Prior to craft spirits, the San Diego native operated the Eat at Recess food truck as a first step toward opening a hospitality business. "I originally wanted to open up a bar," he recalls. "Then I realized it lacks scalability. You can only serve so many people who come in to a bar."
With the help of Google, YouTube, and a spirit-making course at Colorado's Downslope Distilling, Swinford spent two years developing his distillery to be scalable. He launched with three stills: a 4-gallon pilot still, a 100-gallon still he currently uses for production, and a 265-gallon still earmarked for future production.
The product Swinford spent the most time refining is the certified organic Foxhole gin. "You have myriad different directions you can go with gin," he explains. "We wanted to create a new American style, what I really consider a California gin, that has juniper dialed way back, with a lot of orange peel and a lot of lemon peel."
Like many craft spirit producers, Swinford found it significantly more cost effective to purchase a neutral spirit from a much larger, efficient producer. "It came down to a business decision," he says, emphasizing his priority to release an organic spirit at a price point that compares with the best known gin brands. "It's right on with [Bombay] Sapphire, Tanqueray pricing," he says, "priced under Hendrick's."
Swinford's biggest seller so far has been Lingo vodka — which he distills six times from the same organic neutral spirit, before running it through a carbon gravity filter over the course of several days. "We wanted a good, clean neutral," he says, adding that his organic vodka retails for less than the ubiquitous Tito's vodka brand.
Part of the success in selling Lingo stems from its patented, reusable bottle. The first of its kind spirit bottle features a built-in filter, allowing buyers to create their own infusions. For example, Swinford says, "If they want to throw cranberries in or they want to do bloody marys and want to put in jalapeños and roasted garlic or bacon — you can do anything with that infuser basket."

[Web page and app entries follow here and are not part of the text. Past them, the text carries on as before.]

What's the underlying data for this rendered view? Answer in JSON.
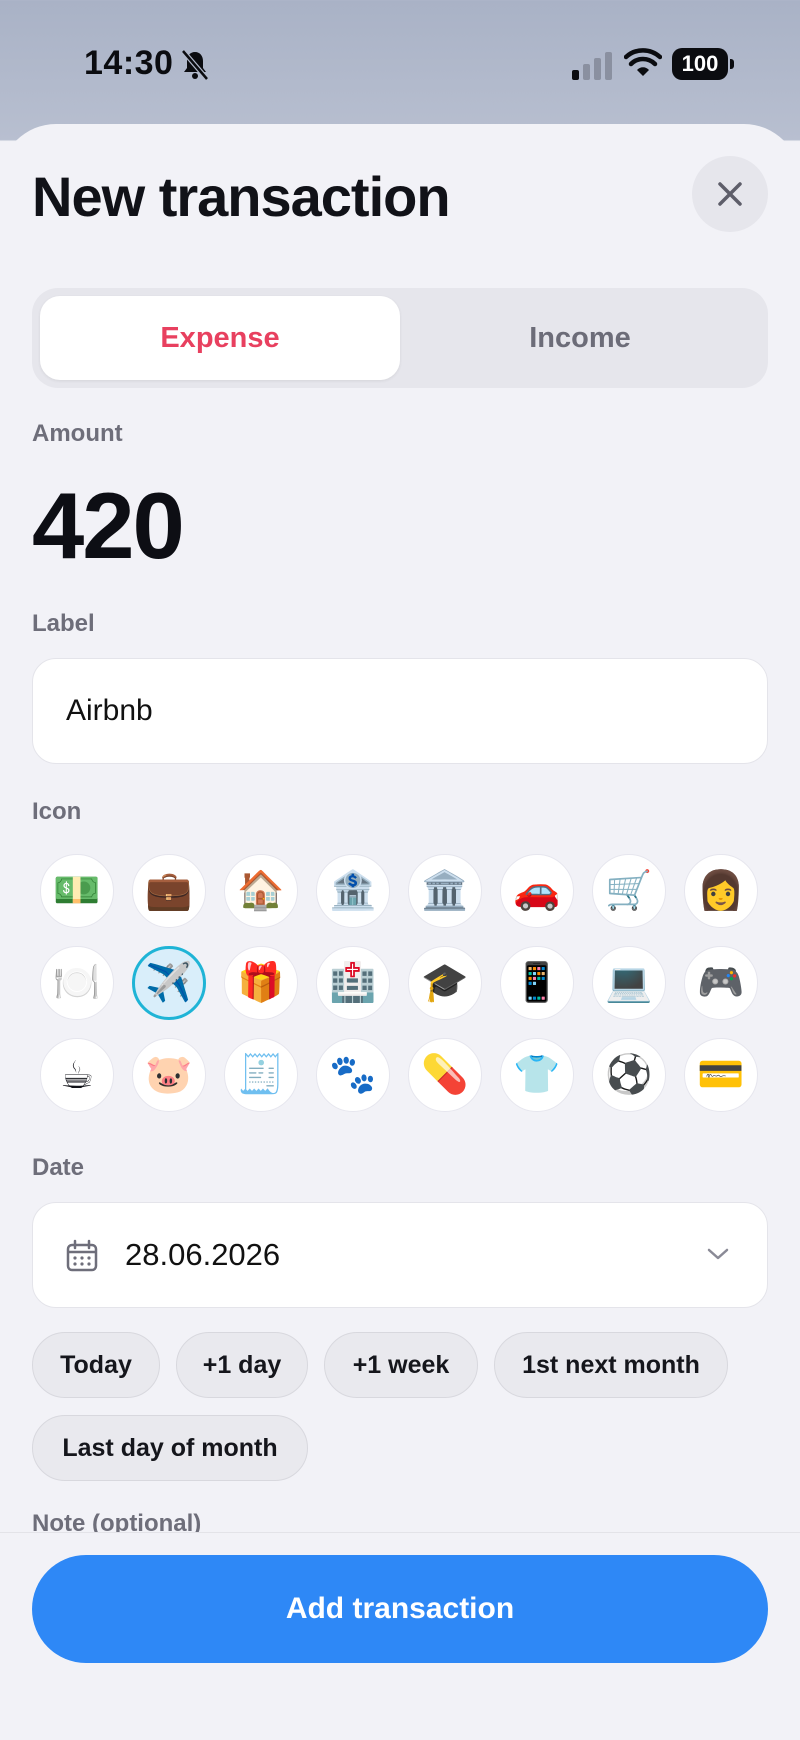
{
  "status_bar": {
    "time": "14:30",
    "battery": "100"
  },
  "sheet": {
    "title": "New transaction"
  },
  "type_segment": {
    "expense": "Expense",
    "income": "Income",
    "selected": "Expense"
  },
  "amount": {
    "label": "Amount",
    "value": "420"
  },
  "label_field": {
    "label": "Label",
    "value": "Airbnb"
  },
  "icons": {
    "label": "Icon",
    "items": [
      "💵",
      "💼",
      "🏠",
      "🏦",
      "🏛️",
      "🚗",
      "🛒",
      "👩",
      "🍽️",
      "✈️",
      "🎁",
      "🏥",
      "🎓",
      "📱",
      "💻",
      "🎮",
      "☕",
      "🐷",
      "🧾",
      "🐾",
      "💊",
      "👕",
      "⚽",
      "💳"
    ],
    "selected_index": 9
  },
  "date": {
    "label": "Date",
    "value": "28.06.2026"
  },
  "date_shortcuts": [
    "Today",
    "+1 day",
    "+1 week",
    "1st next month",
    "Last day of month"
  ],
  "note": {
    "label": "Note (optional)"
  },
  "submit": {
    "label": "Add transaction"
  },
  "colors": {
    "accent": "#2e88f6",
    "expense": "#e8405f",
    "selected_icon_border": "#1fb4d6"
  }
}
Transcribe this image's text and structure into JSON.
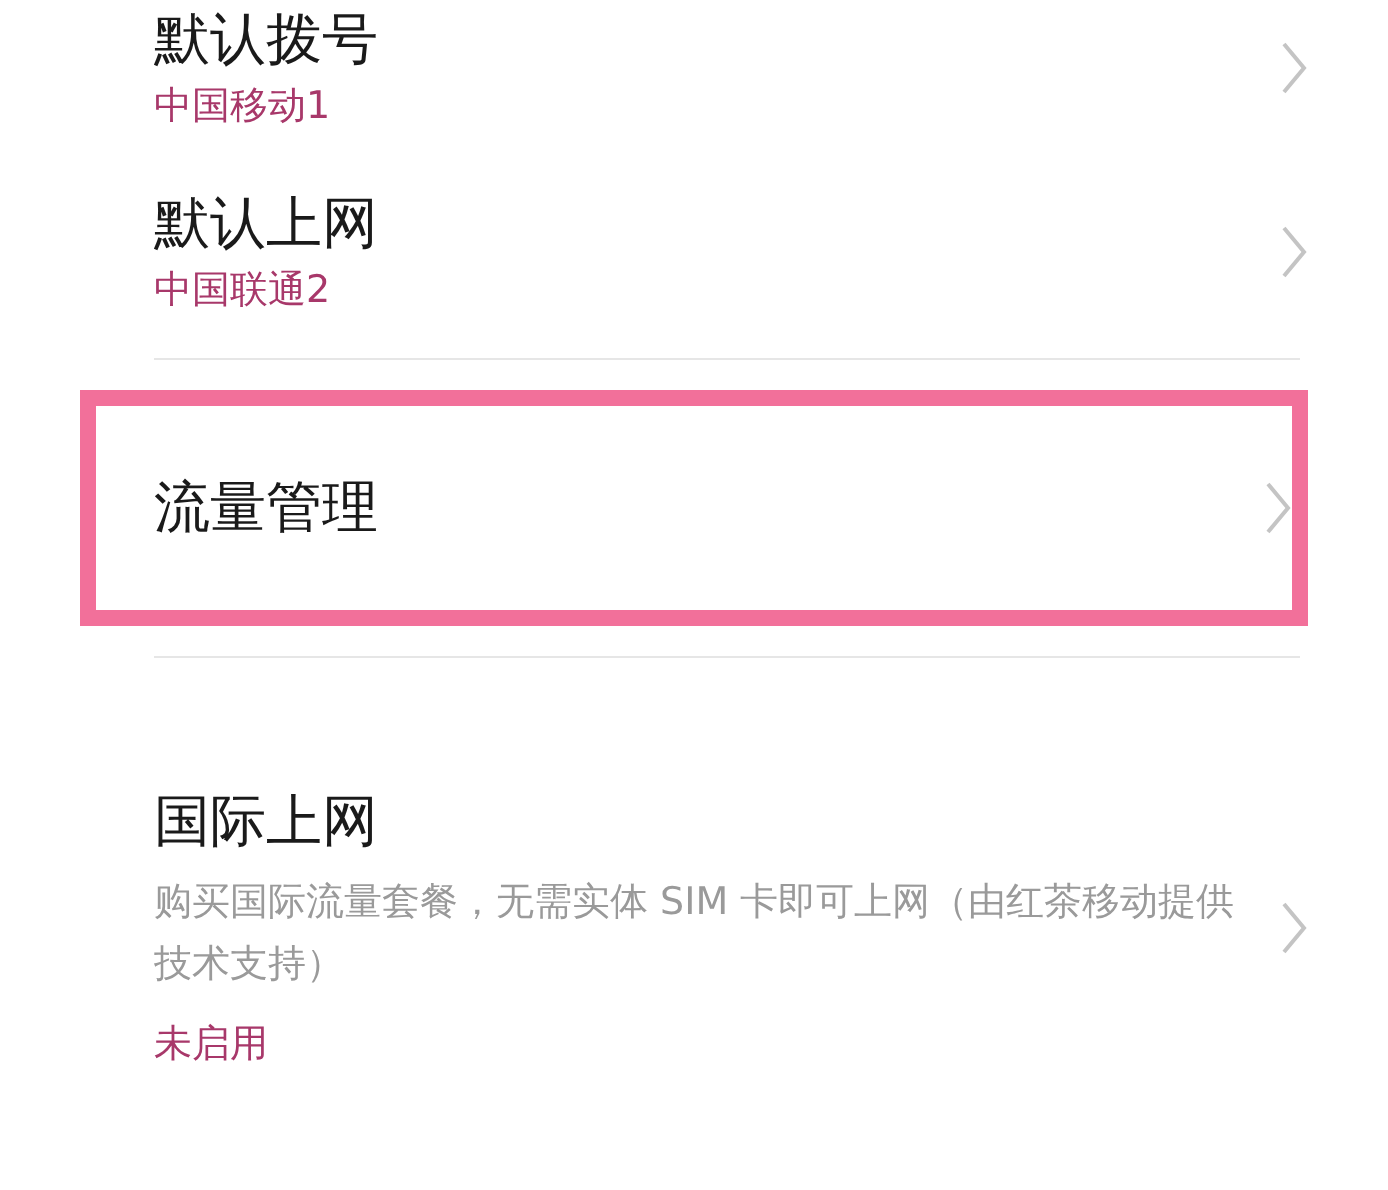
{
  "groups": [
    {
      "items": [
        {
          "title": "默认拨号",
          "subtitle": "中国移动1",
          "highlighted": false
        },
        {
          "title": "默认上网",
          "subtitle": "中国联通2",
          "highlighted": false
        }
      ]
    },
    {
      "items": [
        {
          "title": "流量管理",
          "highlighted": true
        }
      ]
    },
    {
      "items": [
        {
          "title": "国际上网",
          "description": "购买国际流量套餐，无需实体 SIM 卡即可上网（由红茶移动提供技术支持）",
          "subtitle": "未启用",
          "highlighted": false
        }
      ]
    }
  ]
}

A third product highlights another part of Swinford's ethos. While 37 percent of whiskey drinkers are female, he notes most whiskey marketing targets men and decries the "models and bottles" approach taken by many brands. So, Swinford's Canadian whiskey, flavored with organic ginger and toasted quinoa, markets under the name Lumberjack Lily. "I wanted to create a brand that had a strong female presence," he says. "It's 40 percent — it's a real whiskey," he asserts, "but I tried to create something that's a little friendlier, more approachable."